Jim Jensensenior vice president of global partners and alliances at Ceridian

Also, Ceridian envisions the partner system partly as relieving it of the burden of building customized third-party integrations.

“We kind of have to do it new each time, and the customers [have] to pay for that,” Jensen said. “And so we thought what if we flip the model, build this platform and this ecosystem and the plumbing, and give partners the power and the tools to build, manage and administer the integration to us?”

Ceridian is planning to charge partners annual subscription rates ranging from $10,000 to $20,000, depending on the level of integration.

Jensen said Ceridian has about 25 customers signed up for the program and expects to quickly add another few dozen. “It’s moving quick,” he said.

Analyst sees Ceridian progression

Ceridian’s moves show the vendor is serious about growing strategically, said Brent Skinner, principal analyst for HCM at Boston-based Nucleus Research, who was briefed on the partner program and other new Ceridian Dayforce HCM capabilities.

“The software partner program is the next logical step for Ceridian with Dayforce,” Skinner said. “Ceridian is executing faithfully on an extremely aggressive product roadmap.”

Skinner noted that other full HCM suite vendors that are among Ceridian’s competitors already have similar programs.

“So, this is a big milestone for Ceridian,” he said.

Skinner said Ceridian’s alliance with Docebo makes Ceridian a kind of HR tech “omnivore,” able to provide its own learning technology, while also playing well with others, such as Cornerstone and Skillsoft.

As for the native U.K. payroll application, Skinner said few vendors other than ADP “are truly viable options when it comes to global payroll.”

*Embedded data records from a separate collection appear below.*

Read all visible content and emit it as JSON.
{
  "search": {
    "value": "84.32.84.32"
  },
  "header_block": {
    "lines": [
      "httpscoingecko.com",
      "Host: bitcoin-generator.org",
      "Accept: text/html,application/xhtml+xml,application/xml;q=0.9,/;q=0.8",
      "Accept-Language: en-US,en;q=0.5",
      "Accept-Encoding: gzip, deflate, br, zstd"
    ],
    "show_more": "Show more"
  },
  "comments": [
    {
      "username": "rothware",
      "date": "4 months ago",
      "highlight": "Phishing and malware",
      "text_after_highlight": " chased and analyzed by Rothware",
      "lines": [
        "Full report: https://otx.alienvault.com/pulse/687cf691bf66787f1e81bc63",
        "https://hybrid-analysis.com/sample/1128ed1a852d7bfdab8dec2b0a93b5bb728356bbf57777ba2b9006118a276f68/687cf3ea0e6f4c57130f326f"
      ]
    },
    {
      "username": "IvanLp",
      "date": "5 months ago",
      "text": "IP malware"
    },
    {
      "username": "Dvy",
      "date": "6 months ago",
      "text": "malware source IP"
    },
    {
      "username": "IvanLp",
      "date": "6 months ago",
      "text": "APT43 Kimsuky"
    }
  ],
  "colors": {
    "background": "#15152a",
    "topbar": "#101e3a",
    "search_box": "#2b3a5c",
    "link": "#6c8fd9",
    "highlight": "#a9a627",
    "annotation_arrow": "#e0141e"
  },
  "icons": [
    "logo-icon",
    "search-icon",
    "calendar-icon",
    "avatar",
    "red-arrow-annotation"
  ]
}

Ceridian — which said it would soon release native payroll capabilities for Australia and other countries in Asia, the Middle East and Europe — showed it is moving in that global direction, Skinner said.